# ACTIVITY:
For this exercise, write out every entry exactly and leave the pictures out.

# PROVIDED DATA:

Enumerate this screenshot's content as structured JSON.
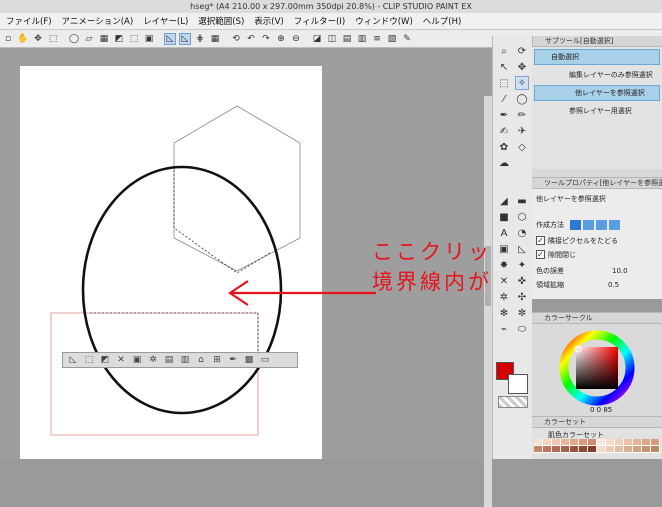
{
  "window": {
    "title": "hseg* (A4 210.00 x 297.00mm 350dpi 20.8%) - CLIP STUDIO PAINT EX"
  },
  "menu": {
    "items": [
      "ファイル(F)",
      "アニメーション(A)",
      "レイヤー(L)",
      "選択範囲(S)",
      "表示(V)",
      "フィルター(I)",
      "ウィンドウ(W)",
      "ヘルプ(H)"
    ]
  },
  "annotation": {
    "line1": "ここクリックすると",
    "line2": "境界線内が範囲選択"
  },
  "subtool_panel": {
    "header": "サブツール[自動選択]",
    "group": "自動選択",
    "items": [
      {
        "label": "編集レイヤーのみ参照選択",
        "active": false
      },
      {
        "label": "他レイヤーを参照選択",
        "active": true
      },
      {
        "label": "参照レイヤー用選択",
        "active": false
      }
    ]
  },
  "tool_property": {
    "header": "ツールプロパティ[他レイヤーを参照選択]",
    "subtool_name": "他レイヤーを参照選択",
    "method_label": "作成方法",
    "follow_adjacent_label": "隣接ピクセルをたどる",
    "close_gap_label": "隙間閉じ",
    "color_margin_label": "色の誤差",
    "color_margin_value": "10.0",
    "expand_label": "領域拡縮",
    "expand_value": "0.5"
  },
  "color_wheel": {
    "header": "カラーサークル",
    "readout": "0 0 85",
    "ring_colors": [
      "#ff0000",
      "#ffff00",
      "#00ff00",
      "#00ffff",
      "#0000ff",
      "#ff00ff",
      "#ff0000"
    ]
  },
  "color_set": {
    "header": "カラーセット",
    "set_name": "肌色カラーセット"
  },
  "colors": {
    "main_color": "#d40000",
    "sub_color": "#ffffff",
    "accent": "#e8131a",
    "selection_fill": "#a8d0e8"
  }
}
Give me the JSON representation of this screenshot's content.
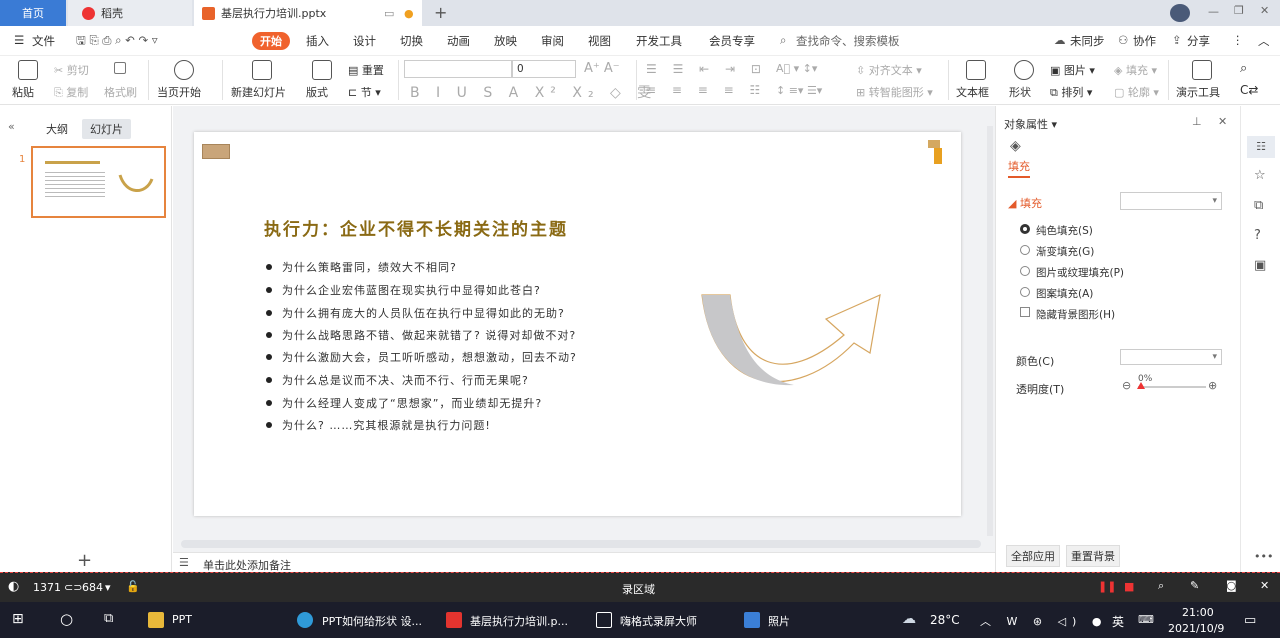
{
  "tabs": {
    "home": "首页",
    "daoke": "稻壳",
    "doc": "基层执行力培训.pptx"
  },
  "menu": {
    "file": "文件",
    "start": "开始",
    "insert": "插入",
    "design": "设计",
    "switch": "切换",
    "animation": "动画",
    "show": "放映",
    "review": "审阅",
    "view": "视图",
    "dev": "开发工具",
    "member": "会员专享",
    "search": "查找命令、搜索模板",
    "unsync": "未同步",
    "collab": "协作",
    "share": "分享"
  },
  "ribbon": {
    "paste": "粘贴",
    "cut": "剪切",
    "copy": "复制",
    "format_painter": "格式刷",
    "from_current": "当页开始",
    "new_slide": "新建幻灯片",
    "layout": "版式",
    "reset": "重置",
    "section": "节",
    "font_size": "0",
    "align_text": "对齐文本",
    "smart_shape": "转智能图形",
    "textbox": "文本框",
    "shape": "形状",
    "picture": "图片",
    "arrange": "排列",
    "fill": "填充",
    "outline": "轮廓",
    "present_tool": "演示工具"
  },
  "left": {
    "outline": "大纲",
    "slides": "幻灯片",
    "slide_num": "1"
  },
  "slide": {
    "title": "执行力：企业不得不长期关注的主题",
    "bullets": [
      "为什么策略雷同，绩效大不相同?",
      "为什么企业宏伟蓝图在现实执行中显得如此苍白?",
      "为什么拥有庞大的人员队伍在执行中显得如此的无助?",
      "为什么战略思路不错、做起来就错了? 说得对却做不对?",
      "为什么激励大会，员工听听感动，想想激动，回去不动?",
      "为什么总是议而不决、决而不行、行而无果呢?",
      "为什么经理人变成了“思想家”，而业绩却无提升?",
      "为什么? ……究其根源就是执行力问题!"
    ]
  },
  "notes": "单击此处添加备注",
  "right": {
    "title": "对象属性",
    "tab": "填充",
    "section": "填充",
    "options": [
      "纯色填充(S)",
      "渐变填充(G)",
      "图片或纹理填充(P)",
      "图案填充(A)"
    ],
    "hide_bg": "隐藏背景图形(H)",
    "color": "颜色(C)",
    "transparency": "透明度(T)",
    "transparency_val": "0%",
    "apply_all": "全部应用",
    "reset_bg": "重置背景"
  },
  "recbar": {
    "size_w": "1371",
    "size_h": "684",
    "label": "录区域"
  },
  "taskbar": {
    "ppt": "PPT",
    "edge": "PPT如何给形状 设...",
    "wps": "基层执行力培训.p...",
    "recorder": "嗨格式录屏大师",
    "photos": "照片",
    "temp": "28°C",
    "ime": "英",
    "time": "21:00",
    "date": "2021/10/9"
  },
  "colors": {
    "accent": "#f0622d",
    "title": "#8a6a14",
    "home_tab": "#3a7bd5"
  }
}
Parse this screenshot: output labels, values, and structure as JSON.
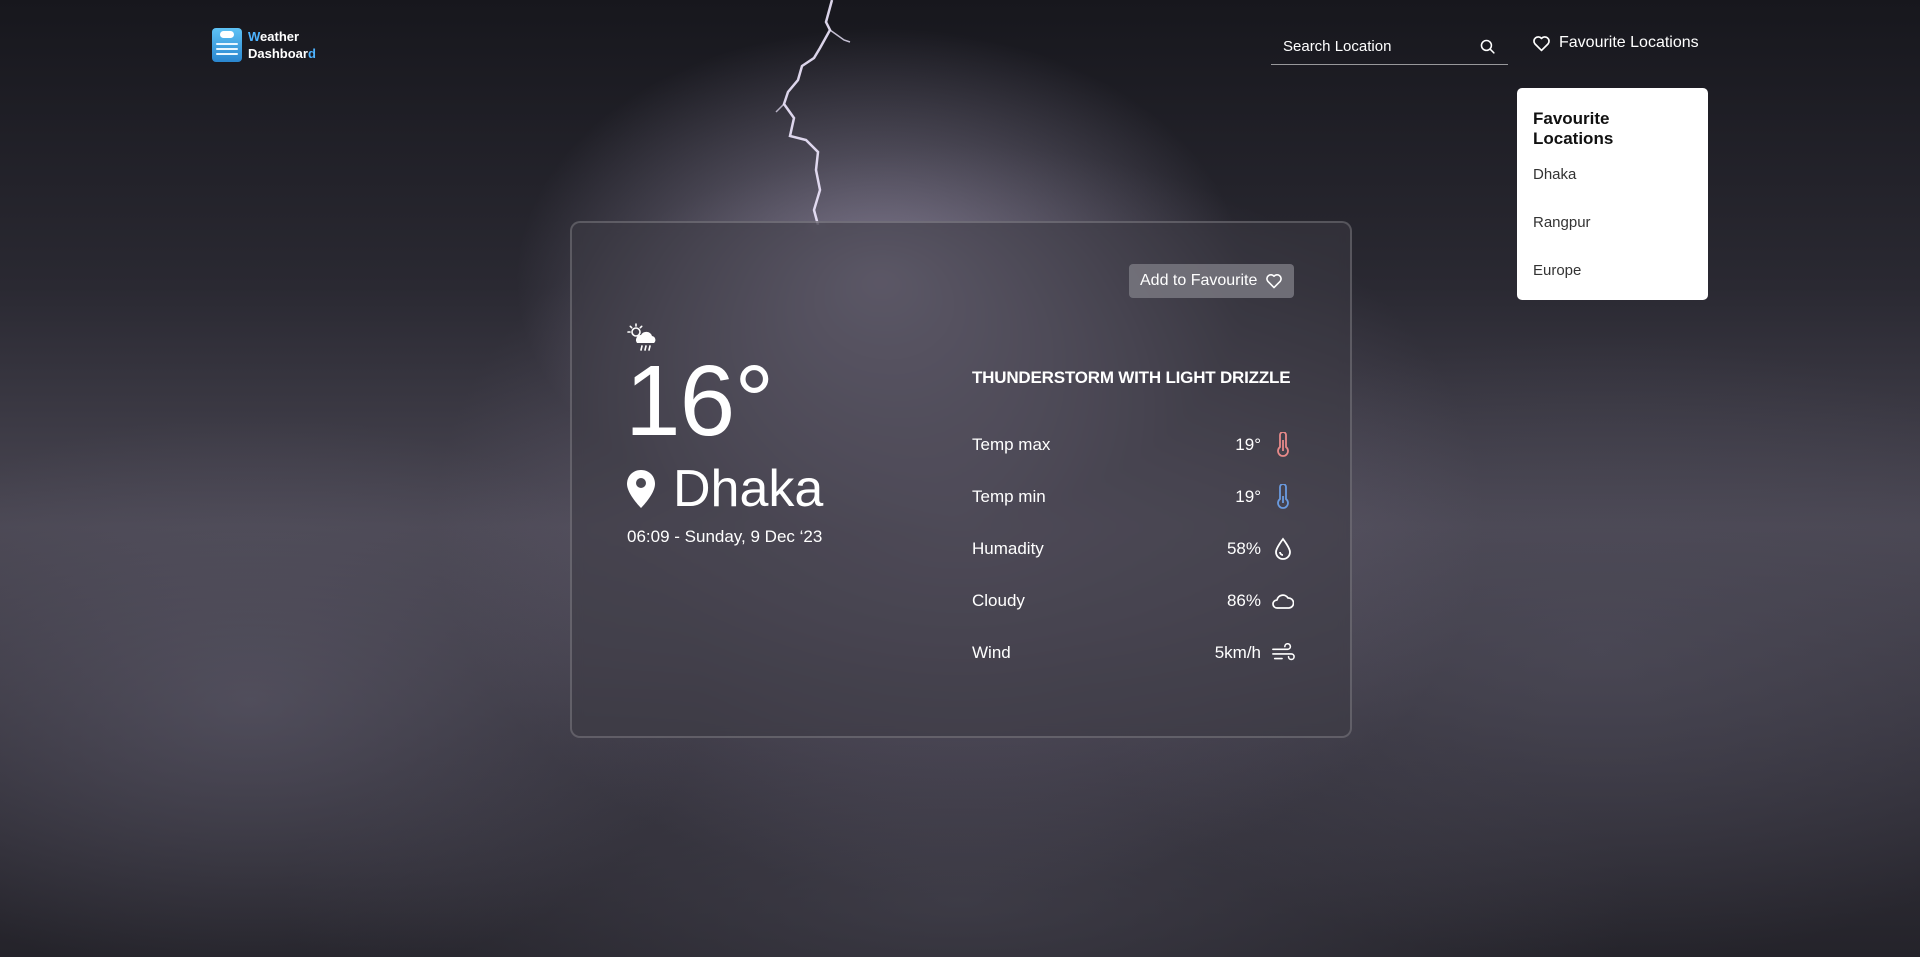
{
  "header": {
    "logo_line1_first": "W",
    "logo_line1_rest": "eather",
    "logo_line2_main": "Dashboar",
    "logo_line2_last": "d",
    "search_placeholder": "Search Location",
    "favourites_link": "Favourite Locations"
  },
  "favourites_dropdown": {
    "title": "Favourite Locations",
    "items": [
      "Dhaka",
      "Rangpur",
      "Europe"
    ]
  },
  "weather": {
    "add_favourite_label": "Add to Favourite",
    "condition_icon": "sun-cloud-rain-icon",
    "temperature": "16°",
    "location": "Dhaka",
    "datetime": "06:09 - Sunday, 9 Dec ‘23",
    "description": "THUNDERSTORM WITH LIGHT DRIZZLE",
    "details": [
      {
        "label": "Temp max",
        "value": "19°",
        "icon": "thermometer-hot-icon",
        "color": "#e88a8a"
      },
      {
        "label": "Temp min",
        "value": "19°",
        "icon": "thermometer-cold-icon",
        "color": "#6a9be0"
      },
      {
        "label": "Humadity",
        "value": "58%",
        "icon": "water-drop-icon",
        "color": "#ffffff"
      },
      {
        "label": "Cloudy",
        "value": "86%",
        "icon": "cloud-icon",
        "color": "#ffffff"
      },
      {
        "label": "Wind",
        "value": "5km/h",
        "icon": "wind-icon",
        "color": "#ffffff"
      }
    ]
  },
  "colors": {
    "accent": "#4db3ff",
    "dropdown_bg": "#ffffff",
    "button_bg": "#78787f"
  }
}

# SOLUTION:
Enumerate this screenshot's content as structured JSON.
{
  "window": {
    "title": "hseg* (A4 210.00 x 297.00mm 350dpi 20.8%) - CLIP STUDIO PAINT EX"
  },
  "menu": {
    "items": [
      "ファイル(F)",
      "アニメーション(A)",
      "レイヤー(L)",
      "選択範囲(S)",
      "表示(V)",
      "フィルター(I)",
      "ウィンドウ(W)",
      "ヘルプ(H)"
    ]
  },
  "annotation": {
    "line1": "ここクリックすると",
    "line2": "境界線内が範囲選択"
  },
  "subtool_panel": {
    "header": "サブツール[自動選択]",
    "group": "自動選択",
    "items": [
      {
        "label": "編集レイヤーのみ参照選択",
        "active": false
      },
      {
        "label": "他レイヤーを参照選択",
        "active": true
      },
      {
        "label": "参照レイヤー用選択",
        "active": false
      }
    ]
  },
  "tool_property": {
    "header": "ツールプロパティ[他レイヤーを参照選択]",
    "subtool_name": "他レイヤーを参照選択",
    "method_label": "作成方法",
    "follow_adjacent_label": "隣接ピクセルをたどる",
    "close_gap_label": "隙間閉じ",
    "color_margin_label": "色の誤差",
    "color_margin_value": "10.0",
    "expand_label": "領域拡縮",
    "expand_value": "0.5"
  },
  "color_wheel": {
    "header": "カラーサークル",
    "readout": "0 0 85",
    "ring_colors": [
      "#ff0000",
      "#ffff00",
      "#00ff00",
      "#00ffff",
      "#0000ff",
      "#ff00ff",
      "#ff0000"
    ]
  },
  "color_set": {
    "header": "カラーセット",
    "set_name": "肌色カラーセット"
  },
  "colors": {
    "main_color": "#d40000",
    "sub_color": "#ffffff",
    "accent": "#e8131a",
    "selection_fill": "#a8d0e8"
  }
}
Give me the JSON representation of this screenshot's content.
{
  "tabs": {
    "home": "首页",
    "daoke": "稻壳",
    "doc": "基层执行力培训.pptx"
  },
  "menu": {
    "file": "文件",
    "start": "开始",
    "insert": "插入",
    "design": "设计",
    "switch": "切换",
    "animation": "动画",
    "show": "放映",
    "review": "审阅",
    "view": "视图",
    "dev": "开发工具",
    "member": "会员专享",
    "search": "查找命令、搜索模板",
    "unsync": "未同步",
    "collab": "协作",
    "share": "分享"
  },
  "ribbon": {
    "paste": "粘贴",
    "cut": "剪切",
    "copy": "复制",
    "format_painter": "格式刷",
    "from_current": "当页开始",
    "new_slide": "新建幻灯片",
    "layout": "版式",
    "reset": "重置",
    "section": "节",
    "font_size": "0",
    "align_text": "对齐文本",
    "smart_shape": "转智能图形",
    "textbox": "文本框",
    "shape": "形状",
    "picture": "图片",
    "arrange": "排列",
    "fill": "填充",
    "outline": "轮廓",
    "present_tool": "演示工具"
  },
  "left": {
    "outline": "大纲",
    "slides": "幻灯片",
    "slide_num": "1"
  },
  "slide": {
    "title": "执行力：企业不得不长期关注的主题",
    "bullets": [
      "为什么策略雷同，绩效大不相同?",
      "为什么企业宏伟蓝图在现实执行中显得如此苍白?",
      "为什么拥有庞大的人员队伍在执行中显得如此的无助?",
      "为什么战略思路不错、做起来就错了? 说得对却做不对?",
      "为什么激励大会，员工听听感动，想想激动，回去不动?",
      "为什么总是议而不决、决而不行、行而无果呢?",
      "为什么经理人变成了“思想家”，而业绩却无提升?",
      "为什么? ……究其根源就是执行力问题!"
    ]
  },
  "notes": "单击此处添加备注",
  "right": {
    "title": "对象属性",
    "tab": "填充",
    "section": "填充",
    "options": [
      "纯色填充(S)",
      "渐变填充(G)",
      "图片或纹理填充(P)",
      "图案填充(A)"
    ],
    "hide_bg": "隐藏背景图形(H)",
    "color": "颜色(C)",
    "transparency": "透明度(T)",
    "transparency_val": "0%",
    "apply_all": "全部应用",
    "reset_bg": "重置背景"
  },
  "recbar": {
    "size_w": "1371",
    "size_h": "684",
    "label": "录区域"
  },
  "taskbar": {
    "ppt": "PPT",
    "edge": "PPT如何给形状 设...",
    "wps": "基层执行力培训.p...",
    "recorder": "嗨格式录屏大师",
    "photos": "照片",
    "temp": "28°C",
    "ime": "英",
    "time": "21:00",
    "date": "2021/10/9"
  },
  "colors": {
    "accent": "#f0622d",
    "title": "#8a6a14",
    "home_tab": "#3a7bd5"
  }
}
Parse this screenshot: output labels, values, and structure as JSON.
{
  "header": {
    "logo_line1_first": "W",
    "logo_line1_rest": "eather",
    "logo_line2_main": "Dashboar",
    "logo_line2_last": "d",
    "search_placeholder": "Search Location",
    "favourites_link": "Favourite Locations"
  },
  "favourites_dropdown": {
    "title": "Favourite Locations",
    "items": [
      "Dhaka",
      "Rangpur",
      "Europe"
    ]
  },
  "weather": {
    "add_favourite_label": "Add to Favourite",
    "condition_icon": "sun-cloud-rain-icon",
    "temperature": "16°",
    "location": "Dhaka",
    "datetime": "06:09 - Sunday, 9 Dec ‘23",
    "description": "THUNDERSTORM WITH LIGHT DRIZZLE",
    "details": [
      {
        "label": "Temp max",
        "value": "19°",
        "icon": "thermometer-hot-icon",
        "color": "#e88a8a"
      },
      {
        "label": "Temp min",
        "value": "19°",
        "icon": "thermometer-cold-icon",
        "color": "#6a9be0"
      },
      {
        "label": "Humadity",
        "value": "58%",
        "icon": "water-drop-icon",
        "color": "#ffffff"
      },
      {
        "label": "Cloudy",
        "value": "86%",
        "icon": "cloud-icon",
        "color": "#ffffff"
      },
      {
        "label": "Wind",
        "value": "5km/h",
        "icon": "wind-icon",
        "color": "#ffffff"
      }
    ]
  },
  "colors": {
    "accent": "#4db3ff",
    "dropdown_bg": "#ffffff",
    "button_bg": "#78787f"
  }
}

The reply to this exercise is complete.